The overview map and the critical journal methodologies suggested by Sadokierski proved to be crucial tools for framing information design practices within thinking systems, such as feminism, intersectionality, and data humanism, always pressure tested by external commentary. Applying these principles has helped me to develop a more aware and respectful practice and outcome. Furthermore, Acnephobic evolved into an opportunity for alternative visual journalistic approaches, that can offer insight not only through big data inquiries but also through subjective personal stories and contemplating a different kind of truth.

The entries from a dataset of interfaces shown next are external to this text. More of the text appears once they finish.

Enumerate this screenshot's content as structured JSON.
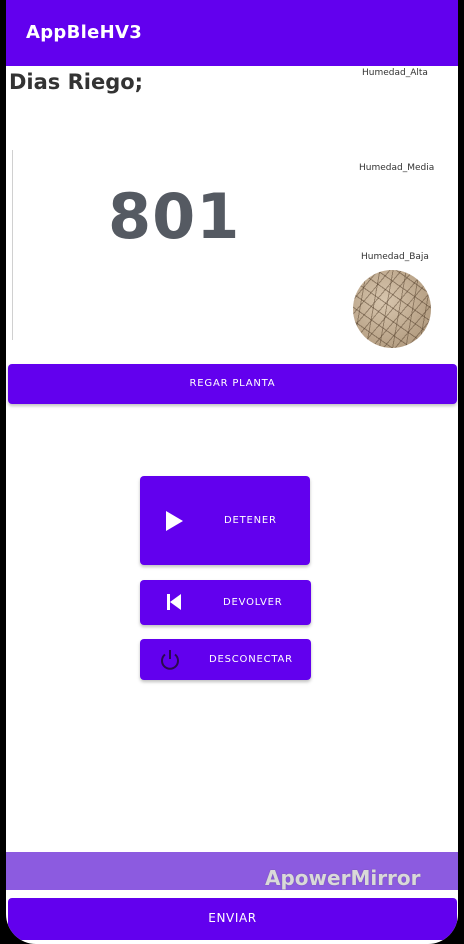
{
  "appbar": {
    "title": "AppBleHV3"
  },
  "main": {
    "dias_label": "Dias Riego;",
    "counter": "801",
    "humidity": {
      "alta": "Humedad_Alta",
      "media": "Humedad_Media",
      "baja": "Humedad_Baja"
    }
  },
  "buttons": {
    "regar": "REGAR PLANTA",
    "detener": "DETENER",
    "devolver": "DEVOLVER",
    "desconectar": "DESCONECTAR",
    "enviar": "ENVIAR"
  },
  "overlay": {
    "watermark": "ApowerMirror"
  },
  "icons": {
    "play": "play-icon",
    "previous": "skip-previous-icon",
    "power": "power-icon"
  },
  "colors": {
    "primary": "#6200ee",
    "input_bar": "#8c5be0",
    "counter_text": "#555a62"
  }
}
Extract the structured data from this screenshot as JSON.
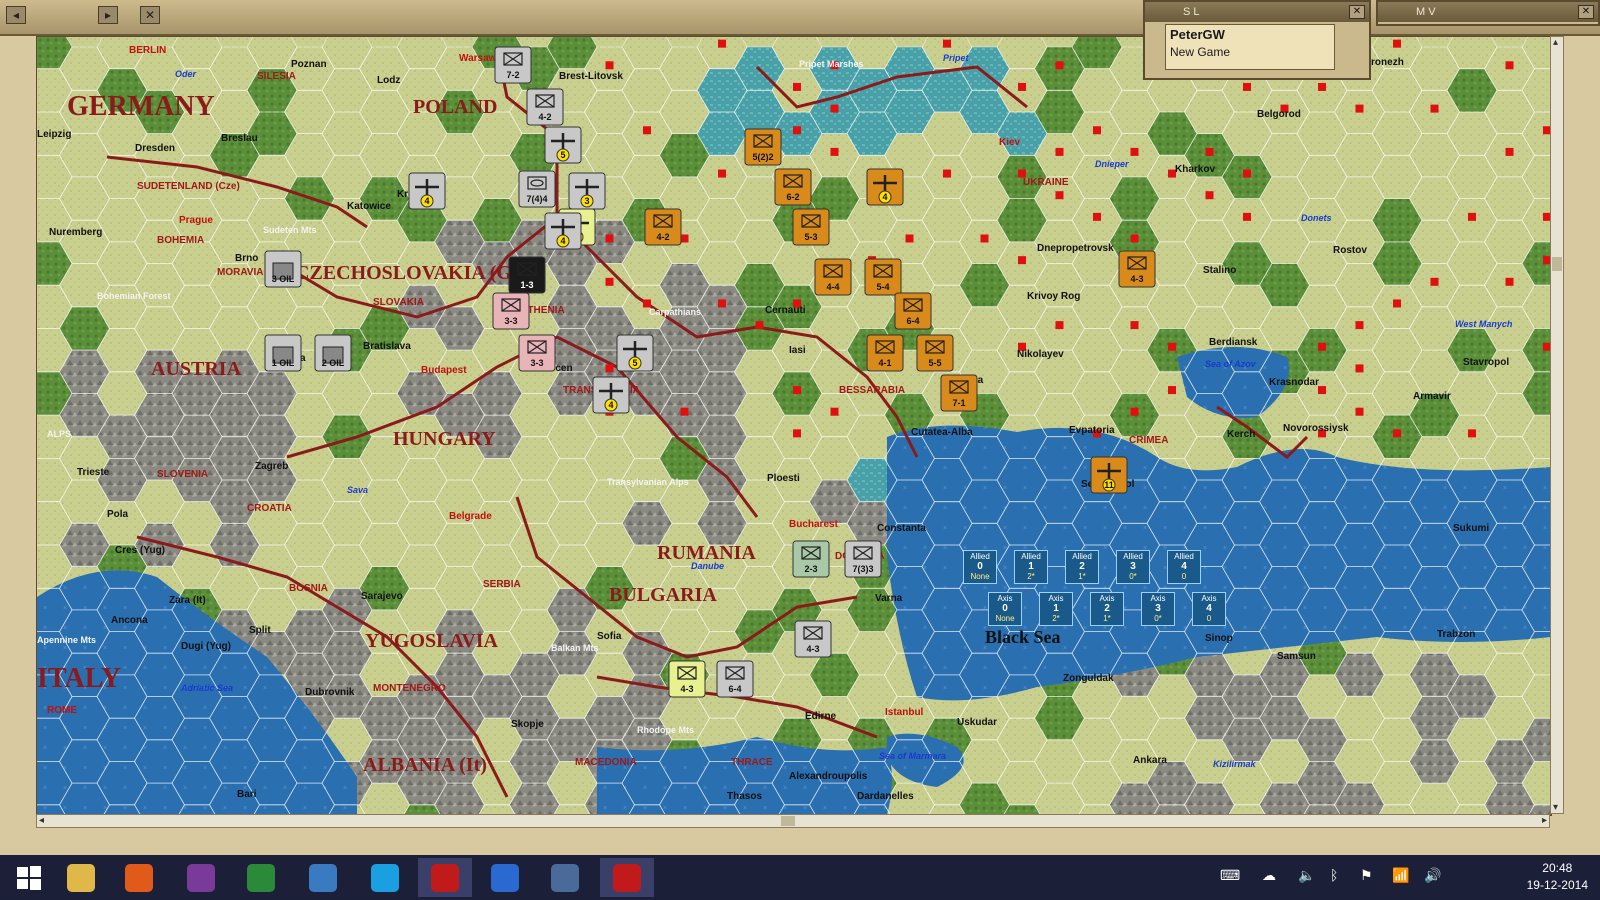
{
  "window": {
    "panel_sl_title": "S L",
    "panel_mv_title": "M V",
    "close_glyph": "✕",
    "player_name": "PeterGW",
    "game_status": "New Game"
  },
  "map": {
    "country_labels": [
      {
        "text": "GERMANY",
        "cls": "big"
      },
      {
        "text": "POLAND",
        "cls": "big2"
      },
      {
        "text": "CZECHOSLOVAKIA (G)",
        "cls": "big2"
      },
      {
        "text": "AUSTRIA",
        "cls": "big2"
      },
      {
        "text": "HUNGARY",
        "cls": "big2"
      },
      {
        "text": "RUMANIA",
        "cls": "big2"
      },
      {
        "text": "BULGARIA",
        "cls": "big2"
      },
      {
        "text": "YUGOSLAVIA",
        "cls": "big2"
      },
      {
        "text": "ITALY",
        "cls": "big"
      },
      {
        "text": "ALBANIA (It)",
        "cls": "big2"
      },
      {
        "text": "Black Sea",
        "cls": "sea"
      }
    ],
    "region_labels": [
      "SUDETENLAND (Cze)",
      "BOHEMIA",
      "MORAVIA",
      "SLOVAKIA",
      "RUTHENIA",
      "TRANSYLVANIA",
      "SILESIA",
      "UKRAINE",
      "BESSARABIA",
      "CRIMEA",
      "SLOVENIA",
      "CROATIA",
      "BOSNIA",
      "SERBIA",
      "MONTENEGRO",
      "MACEDONIA",
      "THRACE",
      "DOBRUJA"
    ],
    "city_labels": [
      "BERLIN",
      "Warsaw",
      "Brest-Litovsk",
      "Poznan",
      "Lodz",
      "Breslau",
      "Dresden",
      "Prague",
      "Katowice",
      "Krakow",
      "Nuremberg",
      "Brno",
      "Bratislava",
      "Vienna",
      "Budapest",
      "Debrecen",
      "Cernauti",
      "Iasi",
      "Odessa",
      "Nikolayev",
      "Kiev",
      "Kharkov",
      "Belgorod",
      "Voronezh",
      "Dnepropetrovsk",
      "Stalino",
      "Rostov",
      "Berdiansk",
      "Krasnodar",
      "Kerch",
      "Novorossiysk",
      "Stavropol",
      "Sevastopol",
      "Evpatoria",
      "Cutatea-Alba",
      "Krivoy Rog",
      "Constanta",
      "Varna",
      "Bucharest",
      "Ploesti",
      "Sofia",
      "Belgrade",
      "Zagreb",
      "Trieste",
      "Pola",
      "Sarajevo",
      "Split",
      "Ancona",
      "Dubrovnik",
      "Skopje",
      "Edirne",
      "Istanbul",
      "Uskudar",
      "Zonguldak",
      "Ankara",
      "Sinop",
      "Samsun",
      "Trabzon",
      "Sukumi",
      "Armavir",
      "ROME",
      "Bari",
      "Thasos",
      "Alexandroupolis",
      "Dardanelles",
      "Zara (It)",
      "Dugi (Yug)",
      "Cres (Yug)",
      "Leipzig"
    ],
    "terrain_labels": [
      "Pripet Marshes",
      "Pripet",
      "Sudeten Mts",
      "Bohemian Forest",
      "Carpathians",
      "Transylvanian Alps",
      "Balkan Mts",
      "Rhodope Mts",
      "ALPS",
      "Apennine Mts",
      "Adriatic Sea",
      "Sea of Azov",
      "Sea of Marmara",
      "Danube",
      "Dnieper",
      "Donets",
      "West Manych",
      "Oder",
      "Sava",
      "Kizilirmak"
    ]
  },
  "units": [
    {
      "label": "7-2",
      "type": "inf",
      "color": "#c8c8c8"
    },
    {
      "label": "4-2",
      "type": "inf",
      "color": "#c8c8c8"
    },
    {
      "label": "5(2)2",
      "type": "inf",
      "color": "#d88a1a"
    },
    {
      "label": "6-2",
      "type": "inf",
      "color": "#d88a1a"
    },
    {
      "label": "4",
      "type": "air",
      "color": "#d88a1a"
    },
    {
      "label": "4-2",
      "type": "inf",
      "color": "#d88a1a"
    },
    {
      "label": "5-3",
      "type": "inf",
      "color": "#d88a1a"
    },
    {
      "label": "4-4",
      "type": "inf",
      "color": "#d88a1a"
    },
    {
      "label": "5-4",
      "type": "inf",
      "color": "#d88a1a"
    },
    {
      "label": "4-3",
      "type": "inf",
      "color": "#d88a1a"
    },
    {
      "label": "6-4",
      "type": "inf",
      "color": "#d88a1a"
    },
    {
      "label": "4-1",
      "type": "inf",
      "color": "#d88a1a"
    },
    {
      "label": "5-5",
      "type": "inf",
      "color": "#d88a1a"
    },
    {
      "label": "7-1",
      "type": "inf",
      "color": "#d88a1a"
    },
    {
      "label": "1-3",
      "type": "inf",
      "color": "#1a1a1a"
    },
    {
      "label": "3-3",
      "type": "inf",
      "color": "#e8b4b8"
    },
    {
      "label": "3-3",
      "type": "inf",
      "color": "#e8b4b8"
    },
    {
      "label": "7(4)4",
      "type": "arm",
      "color": "#c8c8c8"
    },
    {
      "label": "2-3",
      "type": "inf",
      "color": "#a8c8a8"
    },
    {
      "label": "7(3)3",
      "type": "inf",
      "color": "#c8c8c8"
    },
    {
      "label": "4-3",
      "type": "inf",
      "color": "#c8c8c8"
    },
    {
      "label": "4-3",
      "type": "inf",
      "color": "#e8f090"
    },
    {
      "label": "6-4",
      "type": "inf",
      "color": "#c8c8c8"
    },
    {
      "label": "4",
      "type": "air",
      "color": "#c8c8c8"
    },
    {
      "label": "5",
      "type": "air",
      "color": "#c8c8c8"
    },
    {
      "label": "4",
      "type": "air",
      "color": "#e8f090"
    },
    {
      "label": "3",
      "type": "air",
      "color": "#c8c8c8"
    },
    {
      "label": "4",
      "type": "air",
      "color": "#c8c8c8"
    },
    {
      "label": "5",
      "type": "air",
      "color": "#c8c8c8"
    },
    {
      "label": "4",
      "type": "air",
      "color": "#c8c8c8"
    },
    {
      "label": "11",
      "type": "air",
      "color": "#d88a1a"
    },
    {
      "label": "3 OIL",
      "type": "oil",
      "color": "#c8c8c8"
    },
    {
      "label": "1 OIL",
      "type": "oil",
      "color": "#c8c8c8"
    },
    {
      "label": "2 OIL",
      "type": "oil",
      "color": "#c8c8c8"
    }
  ],
  "sea_boxes": {
    "allied": [
      {
        "title": "Allied",
        "num": "0",
        "sub": "None"
      },
      {
        "title": "Allied",
        "num": "1",
        "sub": "2*"
      },
      {
        "title": "Allied",
        "num": "2",
        "sub": "1*"
      },
      {
        "title": "Allied",
        "num": "3",
        "sub": "0*"
      },
      {
        "title": "Allied",
        "num": "4",
        "sub": "0"
      }
    ],
    "axis": [
      {
        "title": "Axis",
        "num": "0",
        "sub": "None"
      },
      {
        "title": "Axis",
        "num": "1",
        "sub": "2*"
      },
      {
        "title": "Axis",
        "num": "2",
        "sub": "1*"
      },
      {
        "title": "Axis",
        "num": "3",
        "sub": "0*"
      },
      {
        "title": "Axis",
        "num": "4",
        "sub": "0"
      }
    ]
  },
  "taskbar": {
    "clock_time": "20:48",
    "clock_date": "19-12-2014",
    "apps": [
      "start-icon",
      "file-explorer-icon",
      "media-player-icon",
      "colorful-app-icon",
      "chrome-icon",
      "thunderbird-icon",
      "skype-icon",
      "wif-game-icon",
      "mail-icon",
      "paint-icon",
      "wif-game-icon-2"
    ]
  },
  "colors": {
    "axis_border": "#8b1a1a",
    "soviet_marker": "#e01010",
    "sea": "#2a6fb0",
    "plains": "#c9cf8e",
    "forest": "#5c8f3a",
    "mountain": "#8a8a82"
  }
}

- Z Sadokierski, “Critical Journal / Contextual Portfolio: A framework for documenting and disseminating RtD as scholarly research,” Proceedings of the 4th Biennial Research Through Design Conference, Delft and Rotterdam (19-22 March 2019)
- H Dittmar, “How do ‘Body Perfect’ Ideals in the Media have a Negative Impact on Body Image and Behaviors?,” University of Sussex, UK (2009)
- B Dréno, J Tan, S Kang, MJ Rueda, V Torres Lozada, V Bettoli, AM Layton, “How People with Facial Acne Scars are Perceived in Society,” Dermatol Ther (2016)
- H Tissera, L Gazzard Kerr, EN Carlson, LJ Human, “Social Anxiety and Liking: Towards Understanding the Role of Metaperceptions in First Impressions,” Journal of Personality and Social Psychology (2020)
- K Sick, E Pila, A Nesbitt, CM Sabiston, “Does Self-Compassion Buffer the Detrimental Effect of Body Shame on Depressive Symptoms?,” Western University, London, Canada + University of Toronto, Canada (2019)
- J Cwynar–Horta, “Documenting Femininity: Body Positivity and Female Empowerment on Instagram,” York University, Canada (2016)
- F Franchi, Designing News: Changing the World of Editorial Design and Information Graphics (Berlin: Die Gestalten Verlag, 2013)
- G Lupi, “Data Humanism: The Revolutionary Future of Data Visualization,” PrintMag (30 January 2017)
- A Dunne, F Raby, Design noir: The Secret Life of Electronic Objects (London: Birkhäuser, 2001)
- P Antonelli, “Critical Design,” Domus 949 (31 August 2011)
- D Carbado, K Crenshaw, V Mays, B Tomlinson, “Intersectionality: Mapping the Movements of a Theory,” Du Bois Review, 10 (2013)
- C D’Ignazio, L Klein, “Feminist Data Visualization,” Academia (2016)
- C D’Ignazio, “Feminist Data Visualization,” interview by E Bertini and M Stefaner, Data Stories (23 November 2017)
- J Butler, “Introduction: Acting in Concert,” Undoing Gender (London: Routledge, 2004)
Federico Simeoni is an information designer and student of MA Visual Communication Design at Aalto University of Helsinki.